> Data provided:
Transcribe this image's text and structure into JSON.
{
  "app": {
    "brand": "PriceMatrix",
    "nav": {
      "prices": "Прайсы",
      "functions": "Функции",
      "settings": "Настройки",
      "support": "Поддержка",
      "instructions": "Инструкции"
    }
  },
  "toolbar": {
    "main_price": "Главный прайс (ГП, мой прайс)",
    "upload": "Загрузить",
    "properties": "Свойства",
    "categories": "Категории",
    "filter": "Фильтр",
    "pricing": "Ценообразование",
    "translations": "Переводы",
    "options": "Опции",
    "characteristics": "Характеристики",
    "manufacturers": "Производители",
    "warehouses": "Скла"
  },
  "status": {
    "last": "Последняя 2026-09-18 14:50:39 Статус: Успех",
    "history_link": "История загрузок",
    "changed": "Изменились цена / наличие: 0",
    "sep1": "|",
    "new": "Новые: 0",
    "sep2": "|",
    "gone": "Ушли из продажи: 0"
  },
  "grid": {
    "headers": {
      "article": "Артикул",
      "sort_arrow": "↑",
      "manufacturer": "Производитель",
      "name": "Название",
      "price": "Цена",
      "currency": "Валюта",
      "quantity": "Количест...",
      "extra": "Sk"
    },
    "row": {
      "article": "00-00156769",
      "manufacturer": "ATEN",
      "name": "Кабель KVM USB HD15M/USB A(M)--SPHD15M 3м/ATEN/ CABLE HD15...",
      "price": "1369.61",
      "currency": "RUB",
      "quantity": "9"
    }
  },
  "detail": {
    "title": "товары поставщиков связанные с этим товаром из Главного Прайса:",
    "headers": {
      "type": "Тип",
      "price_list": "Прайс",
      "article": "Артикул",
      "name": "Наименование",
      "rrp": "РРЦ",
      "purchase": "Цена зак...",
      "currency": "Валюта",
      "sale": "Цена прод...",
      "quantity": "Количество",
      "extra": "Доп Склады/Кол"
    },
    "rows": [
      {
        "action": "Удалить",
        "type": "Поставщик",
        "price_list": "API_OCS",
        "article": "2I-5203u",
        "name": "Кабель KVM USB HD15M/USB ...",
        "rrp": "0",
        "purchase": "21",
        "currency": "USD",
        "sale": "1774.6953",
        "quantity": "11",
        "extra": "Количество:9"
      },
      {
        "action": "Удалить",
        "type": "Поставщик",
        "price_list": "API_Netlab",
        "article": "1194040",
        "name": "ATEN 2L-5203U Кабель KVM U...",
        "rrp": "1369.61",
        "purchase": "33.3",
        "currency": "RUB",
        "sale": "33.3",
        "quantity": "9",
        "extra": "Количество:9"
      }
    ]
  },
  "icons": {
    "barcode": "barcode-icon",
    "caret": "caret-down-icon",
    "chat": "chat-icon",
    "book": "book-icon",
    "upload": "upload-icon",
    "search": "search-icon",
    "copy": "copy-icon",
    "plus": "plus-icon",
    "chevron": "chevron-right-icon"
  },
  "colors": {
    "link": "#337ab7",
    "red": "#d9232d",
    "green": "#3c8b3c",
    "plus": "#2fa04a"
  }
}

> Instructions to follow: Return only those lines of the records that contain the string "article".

> Response to this task:
      "article": "Артикул",
      "article": "00-00156769",
      "article": "Артикул",
        "article": "2I-5203u",
        "article": "1194040",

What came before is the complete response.